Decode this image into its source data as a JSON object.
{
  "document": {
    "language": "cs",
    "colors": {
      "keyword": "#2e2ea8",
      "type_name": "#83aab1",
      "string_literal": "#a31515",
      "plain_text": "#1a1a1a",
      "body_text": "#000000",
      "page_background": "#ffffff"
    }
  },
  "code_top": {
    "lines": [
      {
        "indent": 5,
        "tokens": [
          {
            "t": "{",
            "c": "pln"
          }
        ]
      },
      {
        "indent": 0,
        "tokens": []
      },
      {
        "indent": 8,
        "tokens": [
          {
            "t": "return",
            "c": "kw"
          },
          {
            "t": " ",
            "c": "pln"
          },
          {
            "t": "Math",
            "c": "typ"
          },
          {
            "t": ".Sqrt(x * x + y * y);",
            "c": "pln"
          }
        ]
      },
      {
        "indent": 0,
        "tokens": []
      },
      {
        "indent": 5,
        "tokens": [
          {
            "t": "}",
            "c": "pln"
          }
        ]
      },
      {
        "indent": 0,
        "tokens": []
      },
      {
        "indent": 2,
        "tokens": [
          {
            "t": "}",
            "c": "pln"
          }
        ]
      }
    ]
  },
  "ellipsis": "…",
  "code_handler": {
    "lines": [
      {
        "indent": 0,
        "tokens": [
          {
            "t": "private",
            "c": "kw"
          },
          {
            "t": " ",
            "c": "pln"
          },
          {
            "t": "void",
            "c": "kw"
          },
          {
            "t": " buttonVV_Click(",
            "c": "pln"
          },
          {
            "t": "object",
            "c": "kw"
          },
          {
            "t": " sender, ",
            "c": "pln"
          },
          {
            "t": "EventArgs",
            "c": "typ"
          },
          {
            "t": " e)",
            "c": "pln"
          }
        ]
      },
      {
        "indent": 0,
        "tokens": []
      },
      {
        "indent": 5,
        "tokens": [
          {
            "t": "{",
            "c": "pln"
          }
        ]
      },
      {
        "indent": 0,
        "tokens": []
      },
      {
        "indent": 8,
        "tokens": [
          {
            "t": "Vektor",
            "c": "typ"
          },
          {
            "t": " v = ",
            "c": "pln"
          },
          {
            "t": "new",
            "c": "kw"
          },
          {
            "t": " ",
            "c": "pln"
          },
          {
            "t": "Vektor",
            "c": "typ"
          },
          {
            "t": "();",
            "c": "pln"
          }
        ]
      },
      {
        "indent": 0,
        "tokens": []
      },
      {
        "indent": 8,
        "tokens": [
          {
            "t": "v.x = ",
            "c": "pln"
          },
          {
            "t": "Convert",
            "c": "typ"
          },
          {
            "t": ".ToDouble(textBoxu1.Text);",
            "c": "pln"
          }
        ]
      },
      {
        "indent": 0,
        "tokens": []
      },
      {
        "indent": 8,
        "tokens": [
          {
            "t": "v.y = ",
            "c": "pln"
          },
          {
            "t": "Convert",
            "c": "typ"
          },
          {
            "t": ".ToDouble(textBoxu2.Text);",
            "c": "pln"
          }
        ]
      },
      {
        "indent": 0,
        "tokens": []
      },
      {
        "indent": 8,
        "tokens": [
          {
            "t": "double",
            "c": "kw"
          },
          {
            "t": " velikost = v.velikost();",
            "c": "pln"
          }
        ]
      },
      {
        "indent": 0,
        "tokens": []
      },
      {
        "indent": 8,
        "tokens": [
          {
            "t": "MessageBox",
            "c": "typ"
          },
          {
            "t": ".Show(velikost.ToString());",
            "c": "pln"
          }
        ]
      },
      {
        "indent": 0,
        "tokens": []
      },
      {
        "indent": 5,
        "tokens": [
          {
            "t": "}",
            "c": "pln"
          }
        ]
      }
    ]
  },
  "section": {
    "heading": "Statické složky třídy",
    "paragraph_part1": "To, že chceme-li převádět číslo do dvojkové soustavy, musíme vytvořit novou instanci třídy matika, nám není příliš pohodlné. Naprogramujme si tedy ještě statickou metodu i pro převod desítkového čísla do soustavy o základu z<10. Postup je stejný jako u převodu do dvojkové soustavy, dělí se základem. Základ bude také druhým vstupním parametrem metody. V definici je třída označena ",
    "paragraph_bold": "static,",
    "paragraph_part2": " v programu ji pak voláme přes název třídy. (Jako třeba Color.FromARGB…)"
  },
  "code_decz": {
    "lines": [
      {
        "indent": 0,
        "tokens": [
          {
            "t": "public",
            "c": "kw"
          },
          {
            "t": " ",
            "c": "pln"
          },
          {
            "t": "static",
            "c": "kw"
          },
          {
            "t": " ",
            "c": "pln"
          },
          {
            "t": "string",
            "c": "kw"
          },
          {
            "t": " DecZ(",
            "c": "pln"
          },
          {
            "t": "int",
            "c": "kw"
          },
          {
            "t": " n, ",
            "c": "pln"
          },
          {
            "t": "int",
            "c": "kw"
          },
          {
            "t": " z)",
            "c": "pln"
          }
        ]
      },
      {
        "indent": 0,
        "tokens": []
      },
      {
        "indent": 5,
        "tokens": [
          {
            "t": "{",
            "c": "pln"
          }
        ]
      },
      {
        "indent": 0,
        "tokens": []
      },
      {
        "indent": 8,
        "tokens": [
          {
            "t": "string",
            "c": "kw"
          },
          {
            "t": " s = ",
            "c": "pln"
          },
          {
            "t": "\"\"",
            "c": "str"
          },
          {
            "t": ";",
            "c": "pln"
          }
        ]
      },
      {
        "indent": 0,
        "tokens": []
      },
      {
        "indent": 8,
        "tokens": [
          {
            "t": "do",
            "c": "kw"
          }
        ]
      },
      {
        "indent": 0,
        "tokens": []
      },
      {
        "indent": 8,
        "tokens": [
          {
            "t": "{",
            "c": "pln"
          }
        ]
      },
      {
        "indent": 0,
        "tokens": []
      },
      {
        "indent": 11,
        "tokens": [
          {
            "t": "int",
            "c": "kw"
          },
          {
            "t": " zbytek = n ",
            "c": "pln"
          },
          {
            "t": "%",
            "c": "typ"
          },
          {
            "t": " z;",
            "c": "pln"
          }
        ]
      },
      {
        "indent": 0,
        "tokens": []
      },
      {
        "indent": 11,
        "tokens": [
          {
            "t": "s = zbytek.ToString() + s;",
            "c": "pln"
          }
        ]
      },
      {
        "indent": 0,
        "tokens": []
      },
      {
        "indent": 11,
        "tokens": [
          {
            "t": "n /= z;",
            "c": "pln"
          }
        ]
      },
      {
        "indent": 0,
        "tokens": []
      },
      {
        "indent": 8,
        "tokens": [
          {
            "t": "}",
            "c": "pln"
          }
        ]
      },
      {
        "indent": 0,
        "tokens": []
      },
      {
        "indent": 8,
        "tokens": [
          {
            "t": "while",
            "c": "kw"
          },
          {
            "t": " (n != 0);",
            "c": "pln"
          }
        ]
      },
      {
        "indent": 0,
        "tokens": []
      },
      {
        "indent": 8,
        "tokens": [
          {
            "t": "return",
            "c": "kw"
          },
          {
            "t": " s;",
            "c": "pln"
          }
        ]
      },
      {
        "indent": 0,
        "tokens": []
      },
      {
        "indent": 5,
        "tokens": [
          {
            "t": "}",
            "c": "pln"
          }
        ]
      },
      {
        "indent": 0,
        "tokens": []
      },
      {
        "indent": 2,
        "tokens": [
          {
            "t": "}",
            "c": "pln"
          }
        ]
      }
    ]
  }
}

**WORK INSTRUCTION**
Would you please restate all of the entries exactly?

**OUTPUT FOR THIS EXERCISE**
Decode this image into its source data as a JSON object.
{
  "document": {
    "language": "cs",
    "colors": {
      "keyword": "#2e2ea8",
      "type_name": "#83aab1",
      "string_literal": "#a31515",
      "plain_text": "#1a1a1a",
      "body_text": "#000000",
      "page_background": "#ffffff"
    }
  },
  "code_top": {
    "lines": [
      {
        "indent": 5,
        "tokens": [
          {
            "t": "{",
            "c": "pln"
          }
        ]
      },
      {
        "indent": 0,
        "tokens": []
      },
      {
        "indent": 8,
        "tokens": [
          {
            "t": "return",
            "c": "kw"
          },
          {
            "t": " ",
            "c": "pln"
          },
          {
            "t": "Math",
            "c": "typ"
          },
          {
            "t": ".Sqrt(x * x + y * y);",
            "c": "pln"
          }
        ]
      },
      {
        "indent": 0,
        "tokens": []
      },
      {
        "indent": 5,
        "tokens": [
          {
            "t": "}",
            "c": "pln"
          }
        ]
      },
      {
        "indent": 0,
        "tokens": []
      },
      {
        "indent": 2,
        "tokens": [
          {
            "t": "}",
            "c": "pln"
          }
        ]
      }
    ]
  },
  "ellipsis": "…",
  "code_handler": {
    "lines": [
      {
        "indent": 0,
        "tokens": [
          {
            "t": "private",
            "c": "kw"
          },
          {
            "t": " ",
            "c": "pln"
          },
          {
            "t": "void",
            "c": "kw"
          },
          {
            "t": " buttonVV_Click(",
            "c": "pln"
          },
          {
            "t": "object",
            "c": "kw"
          },
          {
            "t": " sender, ",
            "c": "pln"
          },
          {
            "t": "EventArgs",
            "c": "typ"
          },
          {
            "t": " e)",
            "c": "pln"
          }
        ]
      },
      {
        "indent": 0,
        "tokens": []
      },
      {
        "indent": 5,
        "tokens": [
          {
            "t": "{",
            "c": "pln"
          }
        ]
      },
      {
        "indent": 0,
        "tokens": []
      },
      {
        "indent": 8,
        "tokens": [
          {
            "t": "Vektor",
            "c": "typ"
          },
          {
            "t": " v = ",
            "c": "pln"
          },
          {
            "t": "new",
            "c": "kw"
          },
          {
            "t": " ",
            "c": "pln"
          },
          {
            "t": "Vektor",
            "c": "typ"
          },
          {
            "t": "();",
            "c": "pln"
          }
        ]
      },
      {
        "indent": 0,
        "tokens": []
      },
      {
        "indent": 8,
        "tokens": [
          {
            "t": "v.x = ",
            "c": "pln"
          },
          {
            "t": "Convert",
            "c": "typ"
          },
          {
            "t": ".ToDouble(textBoxu1.Text);",
            "c": "pln"
          }
        ]
      },
      {
        "indent": 0,
        "tokens": []
      },
      {
        "indent": 8,
        "tokens": [
          {
            "t": "v.y = ",
            "c": "pln"
          },
          {
            "t": "Convert",
            "c": "typ"
          },
          {
            "t": ".ToDouble(textBoxu2.Text);",
            "c": "pln"
          }
        ]
      },
      {
        "indent": 0,
        "tokens": []
      },
      {
        "indent": 8,
        "tokens": [
          {
            "t": "double",
            "c": "kw"
          },
          {
            "t": " velikost = v.velikost();",
            "c": "pln"
          }
        ]
      },
      {
        "indent": 0,
        "tokens": []
      },
      {
        "indent": 8,
        "tokens": [
          {
            "t": "MessageBox",
            "c": "typ"
          },
          {
            "t": ".Show(velikost.ToString());",
            "c": "pln"
          }
        ]
      },
      {
        "indent": 0,
        "tokens": []
      },
      {
        "indent": 5,
        "tokens": [
          {
            "t": "}",
            "c": "pln"
          }
        ]
      }
    ]
  },
  "section": {
    "heading": "Statické složky třídy",
    "paragraph_part1": "To, že chceme-li převádět číslo do dvojkové soustavy, musíme vytvořit novou instanci třídy matika, nám není příliš pohodlné. Naprogramujme si tedy ještě statickou metodu i pro převod desítkového čísla do soustavy o základu z<10. Postup je stejný jako u převodu do dvojkové soustavy, dělí se základem. Základ bude také druhým vstupním parametrem metody. V definici je třída označena ",
    "paragraph_bold": "static,",
    "paragraph_part2": " v programu ji pak voláme přes název třídy. (Jako třeba Color.FromARGB…)"
  },
  "code_decz": {
    "lines": [
      {
        "indent": 0,
        "tokens": [
          {
            "t": "public",
            "c": "kw"
          },
          {
            "t": " ",
            "c": "pln"
          },
          {
            "t": "static",
            "c": "kw"
          },
          {
            "t": " ",
            "c": "pln"
          },
          {
            "t": "string",
            "c": "kw"
          },
          {
            "t": " DecZ(",
            "c": "pln"
          },
          {
            "t": "int",
            "c": "kw"
          },
          {
            "t": " n, ",
            "c": "pln"
          },
          {
            "t": "int",
            "c": "kw"
          },
          {
            "t": " z)",
            "c": "pln"
          }
        ]
      },
      {
        "indent": 0,
        "tokens": []
      },
      {
        "indent": 5,
        "tokens": [
          {
            "t": "{",
            "c": "pln"
          }
        ]
      },
      {
        "indent": 0,
        "tokens": []
      },
      {
        "indent": 8,
        "tokens": [
          {
            "t": "string",
            "c": "kw"
          },
          {
            "t": " s = ",
            "c": "pln"
          },
          {
            "t": "\"\"",
            "c": "str"
          },
          {
            "t": ";",
            "c": "pln"
          }
        ]
      },
      {
        "indent": 0,
        "tokens": []
      },
      {
        "indent": 8,
        "tokens": [
          {
            "t": "do",
            "c": "kw"
          }
        ]
      },
      {
        "indent": 0,
        "tokens": []
      },
      {
        "indent": 8,
        "tokens": [
          {
            "t": "{",
            "c": "pln"
          }
        ]
      },
      {
        "indent": 0,
        "tokens": []
      },
      {
        "indent": 11,
        "tokens": [
          {
            "t": "int",
            "c": "kw"
          },
          {
            "t": " zbytek = n ",
            "c": "pln"
          },
          {
            "t": "%",
            "c": "typ"
          },
          {
            "t": " z;",
            "c": "pln"
          }
        ]
      },
      {
        "indent": 0,
        "tokens": []
      },
      {
        "indent": 11,
        "tokens": [
          {
            "t": "s = zbytek.ToString() + s;",
            "c": "pln"
          }
        ]
      },
      {
        "indent": 0,
        "tokens": []
      },
      {
        "indent": 11,
        "tokens": [
          {
            "t": "n /= z;",
            "c": "pln"
          }
        ]
      },
      {
        "indent": 0,
        "tokens": []
      },
      {
        "indent": 8,
        "tokens": [
          {
            "t": "}",
            "c": "pln"
          }
        ]
      },
      {
        "indent": 0,
        "tokens": []
      },
      {
        "indent": 8,
        "tokens": [
          {
            "t": "while",
            "c": "kw"
          },
          {
            "t": " (n != 0);",
            "c": "pln"
          }
        ]
      },
      {
        "indent": 0,
        "tokens": []
      },
      {
        "indent": 8,
        "tokens": [
          {
            "t": "return",
            "c": "kw"
          },
          {
            "t": " s;",
            "c": "pln"
          }
        ]
      },
      {
        "indent": 0,
        "tokens": []
      },
      {
        "indent": 5,
        "tokens": [
          {
            "t": "}",
            "c": "pln"
          }
        ]
      },
      {
        "indent": 0,
        "tokens": []
      },
      {
        "indent": 2,
        "tokens": [
          {
            "t": "}",
            "c": "pln"
          }
        ]
      }
    ]
  }
}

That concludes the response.